For fans of March Madness, picking the perfect bracket can be challenging and frustrating. Annually, the college basketball tournament presents a perplexing exercise in knowledge, skill, mathematical probability and just plain luck.
Virginia Tech professor Rajesh Bagchi calls on his expertise in marketing analytics, consumer behavior, judgment and decision-making to provide insight and advice for those looking for an edge filling out a bracket. His recommendations include:
Understand, seedings are not perfect. It is fine to add your own flavor and instincts to your bracket. However, I wouldn’t predict major upsets, such as the highest seeded team losing to a low ranked in early rounds.

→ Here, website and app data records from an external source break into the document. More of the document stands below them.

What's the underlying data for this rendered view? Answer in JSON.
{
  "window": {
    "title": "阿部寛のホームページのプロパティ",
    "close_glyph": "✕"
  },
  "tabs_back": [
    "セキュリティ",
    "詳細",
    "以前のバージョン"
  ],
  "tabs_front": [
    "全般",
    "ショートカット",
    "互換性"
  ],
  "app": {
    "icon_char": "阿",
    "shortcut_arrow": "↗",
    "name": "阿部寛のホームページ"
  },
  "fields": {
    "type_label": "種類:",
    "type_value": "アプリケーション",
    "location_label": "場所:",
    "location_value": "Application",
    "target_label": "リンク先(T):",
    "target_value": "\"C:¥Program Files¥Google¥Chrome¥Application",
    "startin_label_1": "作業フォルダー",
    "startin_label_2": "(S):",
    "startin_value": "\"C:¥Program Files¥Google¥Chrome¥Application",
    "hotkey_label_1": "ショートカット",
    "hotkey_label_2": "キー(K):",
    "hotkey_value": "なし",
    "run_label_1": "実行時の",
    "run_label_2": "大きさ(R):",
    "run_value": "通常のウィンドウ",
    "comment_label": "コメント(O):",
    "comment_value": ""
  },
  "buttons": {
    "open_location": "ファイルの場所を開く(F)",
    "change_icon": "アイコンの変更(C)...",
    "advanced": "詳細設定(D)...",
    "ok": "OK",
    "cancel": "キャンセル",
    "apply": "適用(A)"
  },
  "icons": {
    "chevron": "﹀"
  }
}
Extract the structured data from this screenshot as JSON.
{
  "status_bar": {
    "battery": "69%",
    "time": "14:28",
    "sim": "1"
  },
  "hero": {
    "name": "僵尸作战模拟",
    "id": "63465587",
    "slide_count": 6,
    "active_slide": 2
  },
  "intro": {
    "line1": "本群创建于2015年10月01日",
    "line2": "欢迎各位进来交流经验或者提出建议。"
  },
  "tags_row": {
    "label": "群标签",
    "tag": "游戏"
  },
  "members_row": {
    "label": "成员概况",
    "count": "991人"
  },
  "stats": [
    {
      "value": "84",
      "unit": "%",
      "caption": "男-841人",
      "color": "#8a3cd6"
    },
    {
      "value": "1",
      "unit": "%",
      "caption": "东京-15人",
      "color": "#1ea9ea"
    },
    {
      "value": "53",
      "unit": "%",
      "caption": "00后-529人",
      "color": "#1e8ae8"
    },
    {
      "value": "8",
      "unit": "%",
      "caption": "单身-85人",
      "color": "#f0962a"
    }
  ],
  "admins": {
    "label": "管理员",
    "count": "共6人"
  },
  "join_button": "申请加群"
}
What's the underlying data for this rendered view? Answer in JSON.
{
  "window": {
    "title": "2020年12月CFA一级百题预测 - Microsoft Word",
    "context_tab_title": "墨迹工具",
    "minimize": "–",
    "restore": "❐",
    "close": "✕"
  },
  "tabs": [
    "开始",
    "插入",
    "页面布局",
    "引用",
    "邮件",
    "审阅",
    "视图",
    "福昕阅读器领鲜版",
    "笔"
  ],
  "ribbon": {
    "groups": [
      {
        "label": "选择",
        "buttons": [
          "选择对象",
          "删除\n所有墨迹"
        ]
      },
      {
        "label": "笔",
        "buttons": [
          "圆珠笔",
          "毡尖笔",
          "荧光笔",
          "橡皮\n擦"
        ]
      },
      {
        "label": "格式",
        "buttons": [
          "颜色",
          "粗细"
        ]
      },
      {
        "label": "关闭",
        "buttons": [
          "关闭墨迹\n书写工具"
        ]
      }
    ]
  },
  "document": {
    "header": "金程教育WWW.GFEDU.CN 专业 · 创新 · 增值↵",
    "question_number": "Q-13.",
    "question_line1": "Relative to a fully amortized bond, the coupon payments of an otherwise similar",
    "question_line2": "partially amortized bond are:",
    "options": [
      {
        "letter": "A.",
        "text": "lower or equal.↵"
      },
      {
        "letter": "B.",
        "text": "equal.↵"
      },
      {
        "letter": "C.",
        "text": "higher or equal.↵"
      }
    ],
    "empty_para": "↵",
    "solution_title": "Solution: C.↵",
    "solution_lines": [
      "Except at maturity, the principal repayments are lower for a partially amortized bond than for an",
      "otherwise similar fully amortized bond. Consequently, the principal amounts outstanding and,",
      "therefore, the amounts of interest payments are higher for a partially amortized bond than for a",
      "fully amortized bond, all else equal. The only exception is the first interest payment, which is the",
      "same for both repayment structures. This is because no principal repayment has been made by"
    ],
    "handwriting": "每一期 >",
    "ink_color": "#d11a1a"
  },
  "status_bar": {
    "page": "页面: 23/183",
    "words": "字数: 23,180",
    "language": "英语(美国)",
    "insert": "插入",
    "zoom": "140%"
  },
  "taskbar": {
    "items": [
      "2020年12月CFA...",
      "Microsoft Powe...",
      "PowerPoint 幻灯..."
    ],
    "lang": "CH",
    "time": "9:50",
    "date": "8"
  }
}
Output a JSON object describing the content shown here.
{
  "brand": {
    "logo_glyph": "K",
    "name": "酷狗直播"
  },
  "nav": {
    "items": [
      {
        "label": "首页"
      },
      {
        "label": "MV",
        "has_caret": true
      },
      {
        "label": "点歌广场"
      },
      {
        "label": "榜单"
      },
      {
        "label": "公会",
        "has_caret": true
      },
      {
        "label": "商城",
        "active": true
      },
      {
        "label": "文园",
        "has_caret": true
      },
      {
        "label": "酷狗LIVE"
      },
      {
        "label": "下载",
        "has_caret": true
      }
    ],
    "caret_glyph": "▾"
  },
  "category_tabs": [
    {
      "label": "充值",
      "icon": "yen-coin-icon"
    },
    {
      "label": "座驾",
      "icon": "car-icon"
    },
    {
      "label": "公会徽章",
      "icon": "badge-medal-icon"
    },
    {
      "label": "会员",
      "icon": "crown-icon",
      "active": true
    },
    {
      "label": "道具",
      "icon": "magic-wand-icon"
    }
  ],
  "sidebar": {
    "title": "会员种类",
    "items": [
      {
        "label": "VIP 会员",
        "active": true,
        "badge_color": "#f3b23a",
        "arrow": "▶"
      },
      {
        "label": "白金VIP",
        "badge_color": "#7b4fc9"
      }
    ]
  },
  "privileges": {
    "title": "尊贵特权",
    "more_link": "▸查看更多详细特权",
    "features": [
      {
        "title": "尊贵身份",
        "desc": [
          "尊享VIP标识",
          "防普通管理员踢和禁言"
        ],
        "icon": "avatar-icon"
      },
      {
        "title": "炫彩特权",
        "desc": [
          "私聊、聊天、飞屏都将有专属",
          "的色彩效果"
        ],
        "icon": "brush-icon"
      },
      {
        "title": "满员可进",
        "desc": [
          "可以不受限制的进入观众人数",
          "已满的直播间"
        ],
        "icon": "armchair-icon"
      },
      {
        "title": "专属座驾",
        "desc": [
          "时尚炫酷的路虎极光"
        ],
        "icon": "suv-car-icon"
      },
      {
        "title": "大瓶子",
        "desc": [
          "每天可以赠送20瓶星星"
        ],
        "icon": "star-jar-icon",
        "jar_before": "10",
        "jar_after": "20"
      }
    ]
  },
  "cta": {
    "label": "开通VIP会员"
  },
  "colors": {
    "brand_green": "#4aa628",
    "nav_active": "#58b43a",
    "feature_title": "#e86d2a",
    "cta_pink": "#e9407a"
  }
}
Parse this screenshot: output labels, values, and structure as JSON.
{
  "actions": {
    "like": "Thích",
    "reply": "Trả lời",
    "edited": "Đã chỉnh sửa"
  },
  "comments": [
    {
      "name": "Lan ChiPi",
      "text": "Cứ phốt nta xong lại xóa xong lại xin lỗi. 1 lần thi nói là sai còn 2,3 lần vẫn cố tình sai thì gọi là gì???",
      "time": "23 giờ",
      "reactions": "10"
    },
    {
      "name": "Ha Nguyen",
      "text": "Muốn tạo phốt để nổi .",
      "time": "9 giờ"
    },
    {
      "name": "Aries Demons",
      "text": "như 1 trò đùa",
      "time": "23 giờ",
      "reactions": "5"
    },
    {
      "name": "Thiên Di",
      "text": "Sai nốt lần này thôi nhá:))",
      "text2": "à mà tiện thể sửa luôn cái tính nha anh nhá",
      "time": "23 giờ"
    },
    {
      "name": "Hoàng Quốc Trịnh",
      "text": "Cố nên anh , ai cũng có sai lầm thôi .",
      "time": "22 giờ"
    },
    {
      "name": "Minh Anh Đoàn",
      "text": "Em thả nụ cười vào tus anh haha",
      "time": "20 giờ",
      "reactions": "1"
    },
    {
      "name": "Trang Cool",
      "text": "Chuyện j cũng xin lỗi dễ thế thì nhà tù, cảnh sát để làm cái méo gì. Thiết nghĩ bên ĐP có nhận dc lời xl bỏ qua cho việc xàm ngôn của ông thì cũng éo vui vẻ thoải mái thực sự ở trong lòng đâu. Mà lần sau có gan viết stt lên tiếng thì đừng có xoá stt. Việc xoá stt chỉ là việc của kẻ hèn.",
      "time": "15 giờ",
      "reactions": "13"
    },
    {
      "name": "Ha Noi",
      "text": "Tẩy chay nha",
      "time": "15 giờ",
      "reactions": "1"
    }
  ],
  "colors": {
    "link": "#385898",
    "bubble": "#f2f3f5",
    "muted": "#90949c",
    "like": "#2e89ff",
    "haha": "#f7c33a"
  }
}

Big name teams and programs tend to be resilient. They know how to handle tough situations. They also generally play in tournament sites closer to home, which gives them a big advantage. They are also more likely to overcome injuries, due to greater bench strength. Pay particular attention to how they performed against other strong teams.
Use caution when picking with your heart. Your favorite team may be in the tournament but if the teams are mismatched, chances are the higher seeded team will likely win. If the teams are closely seeded, then I would think more carefully.
Best brackets combine knowledge, probability, luck. Probabilities are limited by the amount of information that we have and are also imperfect because they can also not always predict with certainty how teams and individuals on those teams will perform on any given day. Better to bring along some level of gut instinct and luck!
“There are many factors that affect performance and we will never be able to consider all of them,” said Bagchi. “Even if we did consider all the factors, how important each of these factors are to each team may also vary. So it is impossible to come up with perfect predictions.”
Just to be clear, the odds of actually picking a perfect bracket are 1 in 9,223,372,036,854,775,808, or 1 in 9.2 quintillion – which is a good indicator of why its never happened.